Actually, ancient Native American chiefs were servant leaders in the best sense. They were usually very generous, hard working leaders, even as the New Testament in the Bible describes a leader should be! It is ironic and a literal shame that in the process of conquering them for their land, the white men who claimed to have the truth of real religion cut the native American people off from that truth through the lies and cruelty of the majority when they could have shared that truth (if htey really possessed it) with a very spiritual and often open people.
Unfortunately in some cases, the tribal leadership you see today has adopted our selfish, corrupt, self serving style of political leadership. But please bear in mind this is a product of the white man's interference, genocide and the destruction of their way of life, not their nature. This is not to say that ancient Native Americans were without fault, living in a paradise state, by no means! But in some respects they had not fallen as far from paradise as their white brothers, in other respects perhaps they had fallen more.
(In case you are wondering on what authority such broad and "judgmental" statements are made, the writer bases these statements on his understanding of history and the current situation in light of what the Bible teaches about how we should live, lead and serve. Americans today are afraid to judge anything, but God commands us to use "good judgment" to discern good and evil.)

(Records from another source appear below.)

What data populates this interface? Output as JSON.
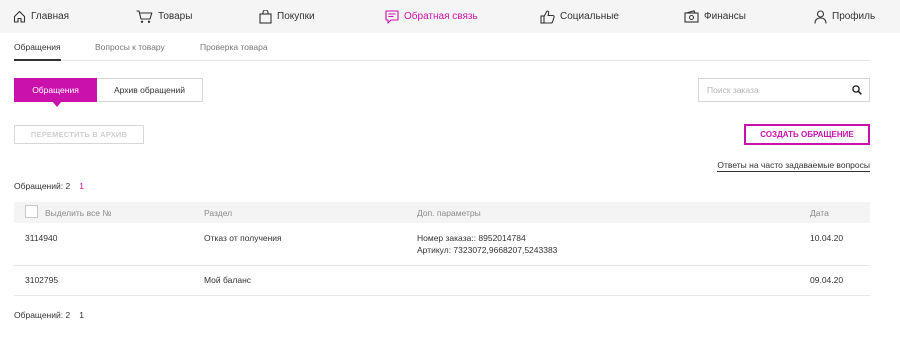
{
  "nav": {
    "items": [
      {
        "label": "Главная",
        "icon": "home-icon"
      },
      {
        "label": "Товары",
        "icon": "cart-icon"
      },
      {
        "label": "Покупки",
        "icon": "bag-icon"
      },
      {
        "label": "Обратная связь",
        "icon": "feedback-icon"
      },
      {
        "label": "Социальные",
        "icon": "thumbs-up-icon"
      },
      {
        "label": "Финансы",
        "icon": "wallet-icon"
      },
      {
        "label": "Профиль",
        "icon": "user-icon"
      }
    ],
    "active": "Обратная связь"
  },
  "subtabs": [
    "Обращения",
    "Вопросы к товару",
    "Проверка товара"
  ],
  "segment": {
    "active": "Обращения",
    "archive": "Архив обращений"
  },
  "search": {
    "placeholder": "Поиск заказа",
    "icon": "search-icon"
  },
  "actions": {
    "archive": "ПЕРЕМЕСТИТЬ В АРХИВ",
    "create": "СОЗДАТЬ ОБРАЩЕНИЕ"
  },
  "faq_link": "Ответы на часто задаваемые вопросы",
  "count": {
    "label": "Обращений: 2",
    "page": "1"
  },
  "table": {
    "headers": {
      "select_all": "Выделить все №",
      "section": "Раздел",
      "params": "Доп. параметры",
      "date": "Дата"
    },
    "rows": [
      {
        "number": "3114940",
        "section": "Отказ от получения",
        "params": [
          "Номер заказа:: 8952014784",
          "Артикул: 7323072,9668207,5243383"
        ],
        "date": "10.04.20"
      },
      {
        "number": "3102795",
        "section": "Мой баланс",
        "params": [
          "",
          ""
        ],
        "date": "09.04.20"
      }
    ]
  },
  "colors": {
    "accent": "#cb11ab",
    "nav_bg": "#f5f5f5",
    "header_bg": "#f4f4f4"
  }
}
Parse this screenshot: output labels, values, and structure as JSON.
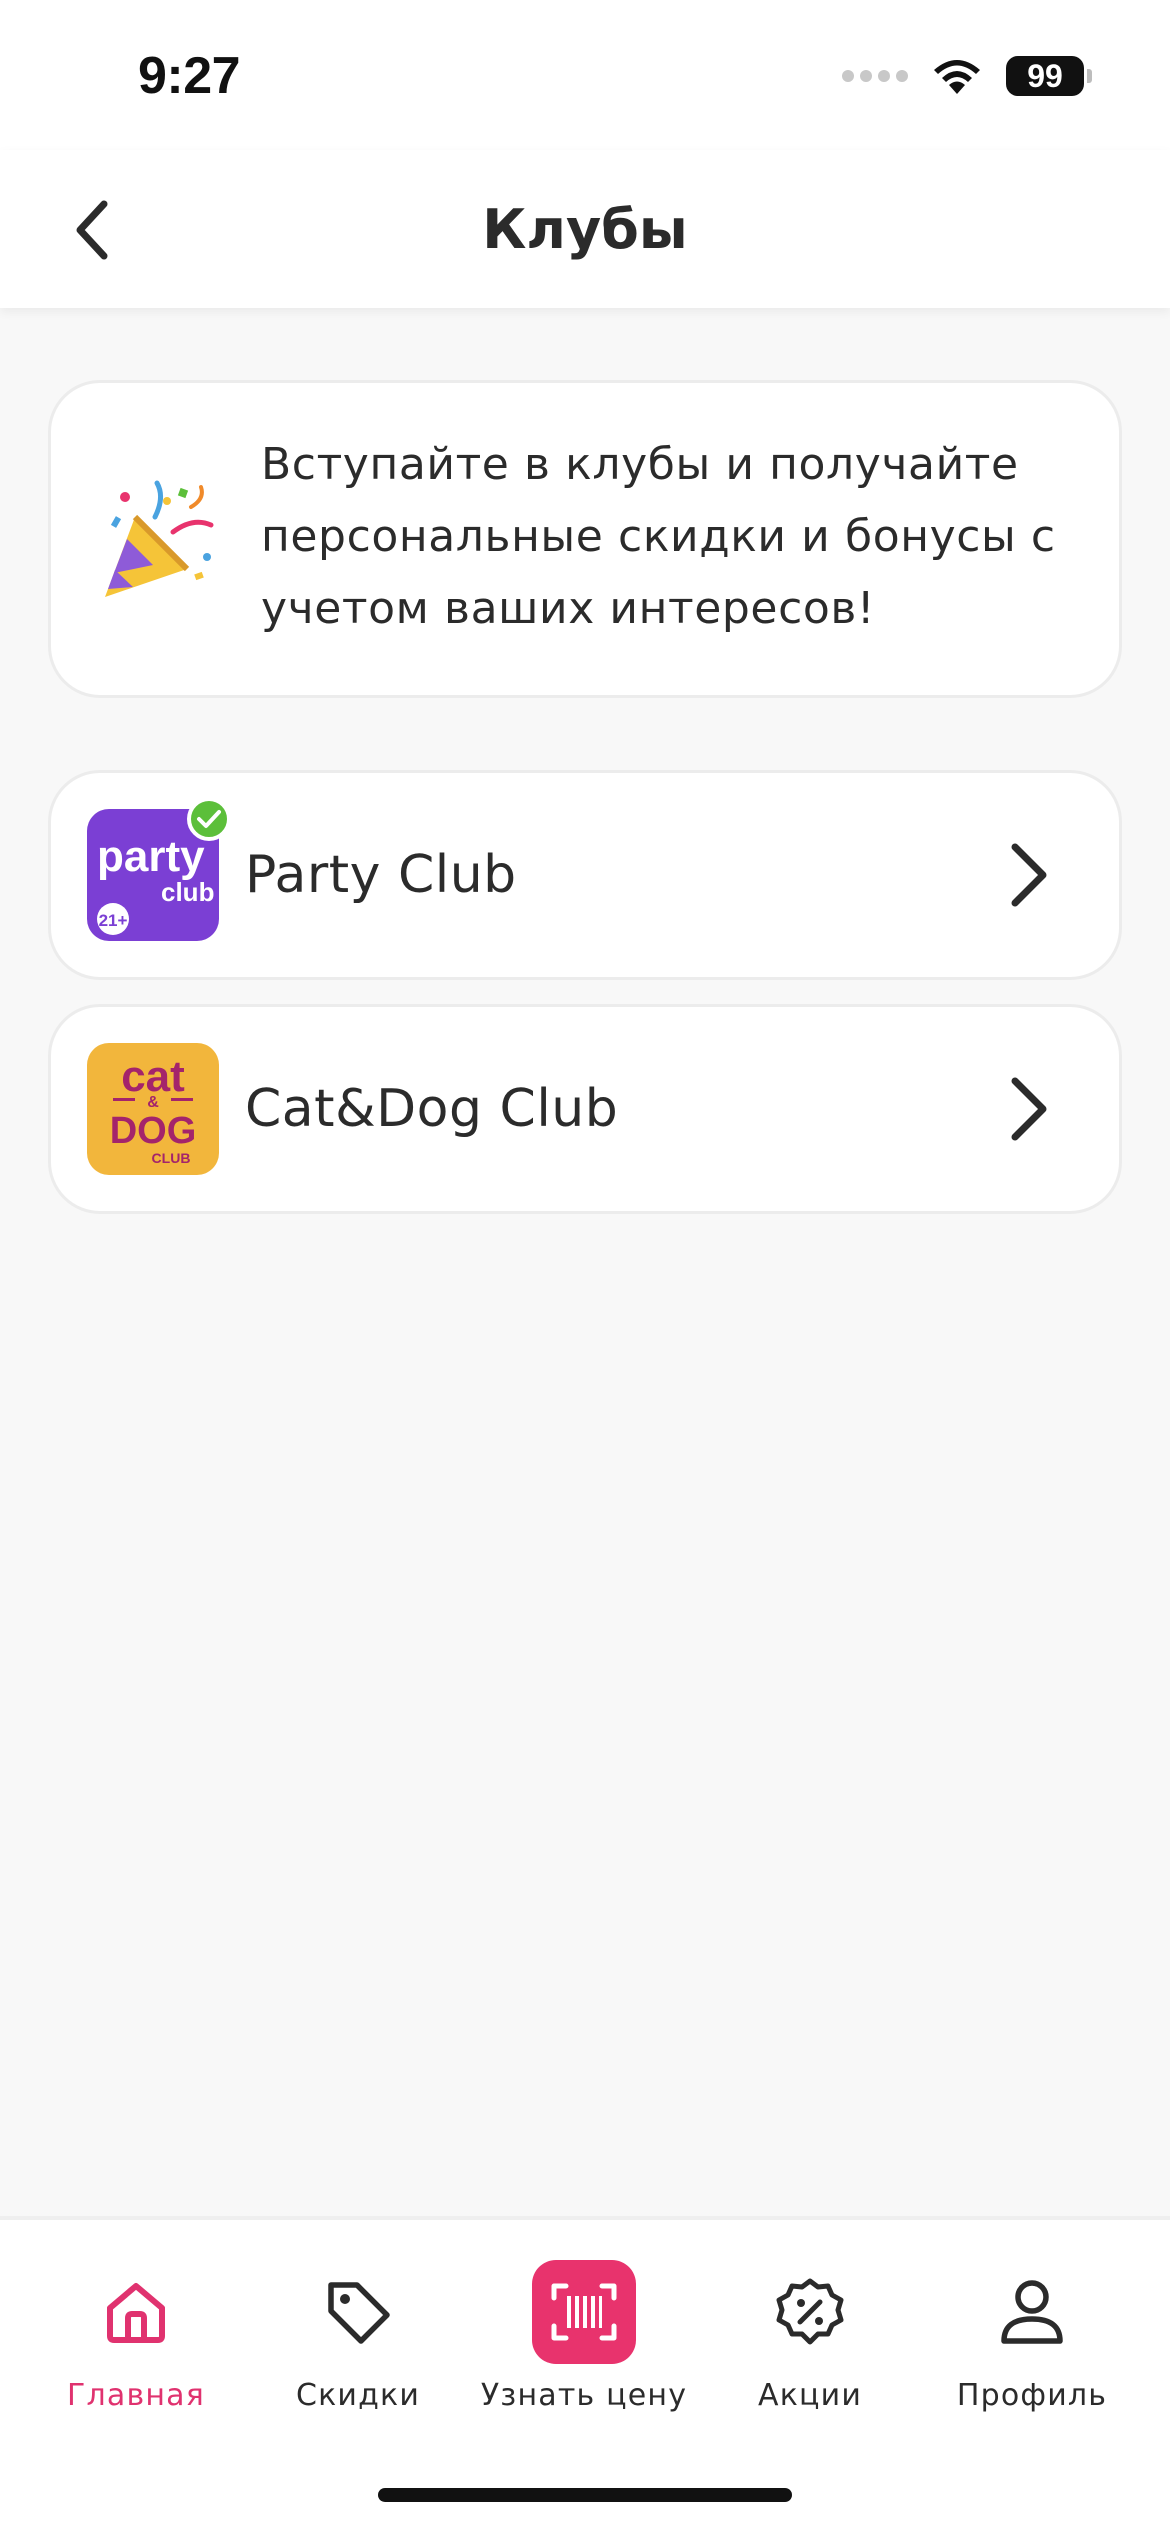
{
  "status_bar": {
    "time": "9:27",
    "battery": "99"
  },
  "header": {
    "title": "Клубы"
  },
  "info_card": {
    "icon": "party-popper-icon",
    "text": "Вступайте в клубы и получайте персональные скидки и бонусы с учетом ваших интересов!"
  },
  "clubs": [
    {
      "name": "Party Club",
      "logo": {
        "line1": "party",
        "line2": "club",
        "age": "21+",
        "bg": "#7b3fd4"
      },
      "joined": true
    },
    {
      "name": "Cat&Dog Club",
      "logo": {
        "line1": "cat",
        "amp": "&",
        "line2": "DOG",
        "line3": "CLUB",
        "bg": "#f2b63c",
        "fg": "#a4246b"
      },
      "joined": false
    }
  ],
  "tab_bar": {
    "active": "home",
    "tabs": [
      {
        "id": "home",
        "label": "Главная",
        "icon": "home-icon"
      },
      {
        "id": "discounts",
        "label": "Скидки",
        "icon": "tag-icon"
      },
      {
        "id": "price",
        "label": "Узнать цену",
        "icon": "barcode-scan-icon"
      },
      {
        "id": "promos",
        "label": "Акции",
        "icon": "percent-badge-icon"
      },
      {
        "id": "profile",
        "label": "Профиль",
        "icon": "user-icon"
      }
    ]
  },
  "colors": {
    "accent": "#e8336d",
    "active_tab": "#e0326f",
    "check": "#5cbf3a"
  }
}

Today, though living on the same continent and both groups facing many of the same challenges, many reservations also face numerous other social, cultural and economic challenges that are foreign to most of us and would be shocking if mainstream America knew their plight.
The saying also is used to point out work forces or projects with conflicting leadership because no one person is in charge, I did not mean it in that sense, but rather in the sense that we have too much leadership and not enough workers to get the job done.